Those trends will result in an estimated $40 billion worth of COVID-19 delivery surcharges between Nov. 15 and Jan. 15 globally, the company estimated. To deal with that, retailers are not only expanding their in-store pickup services, but will likely lean harder on crowdsourcing last-mile carriers through the gig economy to alleviate the strain placed on traditional carriers. As well, reminding shoppers to buy early and highlighting shipping cut-off dates will help shoppers avoid last-minute purchases and reduce fulfillment strains during the busiest weeks.

Earlier Holiday Season

As Salesforce put it, the combination of Amazon’s Prime Day event in mid-October and consumers eager to ensure their packages arrive on time will lead to an earlier start in the holiday shopping season. 

This earlier demand could shift up to $6 billion of November’s Cyber Week volume in the U.S. and $26 billion globally to the month of October, Salesforce said. However, Cyber Week digital traffic is still expected increase 28% year-over-year — a trend accelerated by nearly ubiquitous access from mobile phones and the fact that fewer people will be rushing to stores on Black Friday.

Concerns over health and safety, anticipated product scarcity and shipping delays are also expected to contribute to the start of an earlier holiday shopping season, Salesforce said.

Returns and Hot Products

More online and mobile purchases could help spark an increase in returned merchandise.

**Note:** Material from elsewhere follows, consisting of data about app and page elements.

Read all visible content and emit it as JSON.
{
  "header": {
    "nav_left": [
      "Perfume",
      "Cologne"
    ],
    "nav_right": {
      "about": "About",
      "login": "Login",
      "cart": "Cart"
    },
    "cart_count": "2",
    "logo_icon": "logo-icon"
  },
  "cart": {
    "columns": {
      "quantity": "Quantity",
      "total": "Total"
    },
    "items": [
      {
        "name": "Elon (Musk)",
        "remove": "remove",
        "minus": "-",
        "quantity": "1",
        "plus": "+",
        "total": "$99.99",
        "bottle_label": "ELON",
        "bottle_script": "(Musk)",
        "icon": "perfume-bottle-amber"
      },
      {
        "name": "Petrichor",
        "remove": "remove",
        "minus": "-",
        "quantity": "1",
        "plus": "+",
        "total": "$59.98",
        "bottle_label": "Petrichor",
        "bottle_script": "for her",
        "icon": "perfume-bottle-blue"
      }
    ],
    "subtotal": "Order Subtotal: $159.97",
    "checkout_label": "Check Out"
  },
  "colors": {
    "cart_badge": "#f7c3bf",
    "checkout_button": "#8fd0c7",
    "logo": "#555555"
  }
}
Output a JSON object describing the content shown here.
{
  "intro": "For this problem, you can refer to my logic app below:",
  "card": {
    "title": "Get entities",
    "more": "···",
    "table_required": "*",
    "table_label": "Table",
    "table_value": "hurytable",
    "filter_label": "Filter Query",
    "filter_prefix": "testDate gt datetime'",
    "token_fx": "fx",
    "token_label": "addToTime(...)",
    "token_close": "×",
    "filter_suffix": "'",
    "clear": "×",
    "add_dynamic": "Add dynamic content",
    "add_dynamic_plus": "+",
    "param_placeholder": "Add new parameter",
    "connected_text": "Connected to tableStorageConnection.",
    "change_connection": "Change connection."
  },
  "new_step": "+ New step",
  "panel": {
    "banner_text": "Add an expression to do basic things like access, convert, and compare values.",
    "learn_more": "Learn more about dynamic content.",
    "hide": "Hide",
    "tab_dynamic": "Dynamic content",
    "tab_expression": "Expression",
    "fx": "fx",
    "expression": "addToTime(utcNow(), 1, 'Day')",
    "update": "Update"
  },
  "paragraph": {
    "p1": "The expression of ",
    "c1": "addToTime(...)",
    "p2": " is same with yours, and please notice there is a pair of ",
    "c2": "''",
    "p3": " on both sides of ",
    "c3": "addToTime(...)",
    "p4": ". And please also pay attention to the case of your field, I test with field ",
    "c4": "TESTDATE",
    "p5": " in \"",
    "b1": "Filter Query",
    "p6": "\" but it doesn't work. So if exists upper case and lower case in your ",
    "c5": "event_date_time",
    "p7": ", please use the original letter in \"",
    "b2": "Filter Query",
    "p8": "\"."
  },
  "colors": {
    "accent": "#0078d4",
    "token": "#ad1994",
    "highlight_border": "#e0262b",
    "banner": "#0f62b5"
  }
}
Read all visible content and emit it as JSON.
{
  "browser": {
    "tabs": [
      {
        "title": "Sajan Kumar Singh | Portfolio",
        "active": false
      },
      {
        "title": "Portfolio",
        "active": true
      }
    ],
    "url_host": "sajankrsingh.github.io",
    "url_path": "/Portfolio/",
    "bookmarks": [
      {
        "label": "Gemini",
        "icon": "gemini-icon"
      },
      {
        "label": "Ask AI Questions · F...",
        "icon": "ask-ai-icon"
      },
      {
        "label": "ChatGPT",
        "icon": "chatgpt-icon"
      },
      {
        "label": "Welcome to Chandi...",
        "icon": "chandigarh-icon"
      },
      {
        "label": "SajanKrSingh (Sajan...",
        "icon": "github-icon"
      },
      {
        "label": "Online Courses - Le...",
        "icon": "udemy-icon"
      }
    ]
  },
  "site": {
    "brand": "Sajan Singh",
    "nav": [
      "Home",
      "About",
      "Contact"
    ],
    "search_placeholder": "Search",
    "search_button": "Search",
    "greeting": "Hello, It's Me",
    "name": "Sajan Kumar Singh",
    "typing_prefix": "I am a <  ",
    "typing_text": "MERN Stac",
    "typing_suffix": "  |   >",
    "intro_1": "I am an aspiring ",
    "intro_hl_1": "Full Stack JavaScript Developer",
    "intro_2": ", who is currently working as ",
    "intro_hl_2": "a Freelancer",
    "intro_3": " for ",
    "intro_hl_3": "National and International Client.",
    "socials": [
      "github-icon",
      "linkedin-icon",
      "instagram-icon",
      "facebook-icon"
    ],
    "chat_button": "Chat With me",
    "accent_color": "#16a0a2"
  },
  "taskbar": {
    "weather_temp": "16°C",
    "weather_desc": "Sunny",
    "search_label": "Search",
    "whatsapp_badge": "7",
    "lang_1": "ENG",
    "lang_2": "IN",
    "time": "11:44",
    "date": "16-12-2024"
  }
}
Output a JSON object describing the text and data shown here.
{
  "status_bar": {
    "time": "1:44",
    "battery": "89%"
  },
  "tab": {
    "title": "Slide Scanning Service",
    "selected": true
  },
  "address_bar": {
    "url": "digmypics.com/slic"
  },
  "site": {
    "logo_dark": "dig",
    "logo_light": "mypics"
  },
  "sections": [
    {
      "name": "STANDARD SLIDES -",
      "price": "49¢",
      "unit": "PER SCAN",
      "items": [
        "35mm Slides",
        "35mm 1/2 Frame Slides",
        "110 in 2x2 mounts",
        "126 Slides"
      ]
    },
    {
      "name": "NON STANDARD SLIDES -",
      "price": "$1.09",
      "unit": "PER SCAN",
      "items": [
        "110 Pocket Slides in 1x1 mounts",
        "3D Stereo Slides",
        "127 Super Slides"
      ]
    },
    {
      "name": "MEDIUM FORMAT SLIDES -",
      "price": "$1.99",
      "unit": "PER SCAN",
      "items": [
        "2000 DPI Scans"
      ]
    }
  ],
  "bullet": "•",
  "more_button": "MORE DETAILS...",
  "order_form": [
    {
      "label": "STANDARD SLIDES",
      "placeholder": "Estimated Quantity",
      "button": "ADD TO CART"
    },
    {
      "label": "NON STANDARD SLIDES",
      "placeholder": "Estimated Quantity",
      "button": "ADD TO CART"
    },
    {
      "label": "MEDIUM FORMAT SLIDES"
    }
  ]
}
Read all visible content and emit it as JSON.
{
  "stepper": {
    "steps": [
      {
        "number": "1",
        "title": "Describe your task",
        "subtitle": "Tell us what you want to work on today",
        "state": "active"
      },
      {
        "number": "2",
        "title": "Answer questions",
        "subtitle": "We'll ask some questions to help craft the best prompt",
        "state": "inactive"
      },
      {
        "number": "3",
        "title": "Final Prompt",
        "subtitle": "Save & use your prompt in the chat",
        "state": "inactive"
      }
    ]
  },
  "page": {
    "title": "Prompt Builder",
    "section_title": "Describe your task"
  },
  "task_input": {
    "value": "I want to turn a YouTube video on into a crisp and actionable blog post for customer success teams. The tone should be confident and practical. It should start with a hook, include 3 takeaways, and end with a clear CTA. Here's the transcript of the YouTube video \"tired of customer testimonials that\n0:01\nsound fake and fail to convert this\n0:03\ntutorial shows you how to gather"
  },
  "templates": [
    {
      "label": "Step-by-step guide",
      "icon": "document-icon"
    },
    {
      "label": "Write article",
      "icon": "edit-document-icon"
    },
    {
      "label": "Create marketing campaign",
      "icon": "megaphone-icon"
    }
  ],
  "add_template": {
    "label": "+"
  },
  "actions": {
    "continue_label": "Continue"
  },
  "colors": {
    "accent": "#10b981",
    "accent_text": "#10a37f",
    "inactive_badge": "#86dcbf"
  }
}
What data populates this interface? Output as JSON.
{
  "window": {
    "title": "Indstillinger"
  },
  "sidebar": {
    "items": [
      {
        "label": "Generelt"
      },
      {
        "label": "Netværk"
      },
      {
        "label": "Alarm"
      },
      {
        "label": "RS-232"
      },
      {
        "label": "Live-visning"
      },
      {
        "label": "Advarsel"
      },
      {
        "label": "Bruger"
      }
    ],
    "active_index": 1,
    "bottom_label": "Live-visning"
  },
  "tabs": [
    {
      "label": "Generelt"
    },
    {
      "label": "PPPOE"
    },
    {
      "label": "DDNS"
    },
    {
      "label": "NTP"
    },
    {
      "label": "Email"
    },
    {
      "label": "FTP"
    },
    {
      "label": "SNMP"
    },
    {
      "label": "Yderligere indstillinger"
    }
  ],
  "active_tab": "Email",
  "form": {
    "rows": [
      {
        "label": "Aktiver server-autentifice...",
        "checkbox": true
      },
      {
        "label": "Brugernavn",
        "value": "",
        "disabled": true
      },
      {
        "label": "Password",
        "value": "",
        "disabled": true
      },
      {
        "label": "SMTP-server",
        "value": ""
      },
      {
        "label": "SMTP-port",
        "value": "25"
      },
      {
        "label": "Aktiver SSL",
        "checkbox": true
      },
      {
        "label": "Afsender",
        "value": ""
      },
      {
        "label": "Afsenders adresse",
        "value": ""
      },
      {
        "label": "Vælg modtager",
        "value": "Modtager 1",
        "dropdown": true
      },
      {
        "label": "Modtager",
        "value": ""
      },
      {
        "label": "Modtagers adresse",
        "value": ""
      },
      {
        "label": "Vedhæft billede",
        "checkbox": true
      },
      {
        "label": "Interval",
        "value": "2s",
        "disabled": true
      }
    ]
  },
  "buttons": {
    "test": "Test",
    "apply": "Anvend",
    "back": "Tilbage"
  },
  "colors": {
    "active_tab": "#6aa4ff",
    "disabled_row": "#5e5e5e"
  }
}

In total, $280 billion in online purchases are expected to be returned globally — 30% of all purchases made, Salesforce said.

To reduce return rates, retailers should use store associates to help guide online buyers to the right purchases via communication tools like live chat and digital concierge services, the company said. Commerce websites should also be revamped to provide comprehensive product descriptions, product reviews, videos, clear and accurate fit guides, inventory availability and expanded shipping options to minimize returns.

So what products will prove most popular for the pandemic holiday shopping season?

According to Salesforce, last year’s leading categories included footwear, general and luxury apparel, beauty and electronics and gaming. While beauty and electronics and gaming will once again be top holiday spending categories in 2020, home furnishings and decor, home fitness and toys are among the new leading categories this year. Evidence of that trend has already been seen in the latest earnings reports of certain retailers.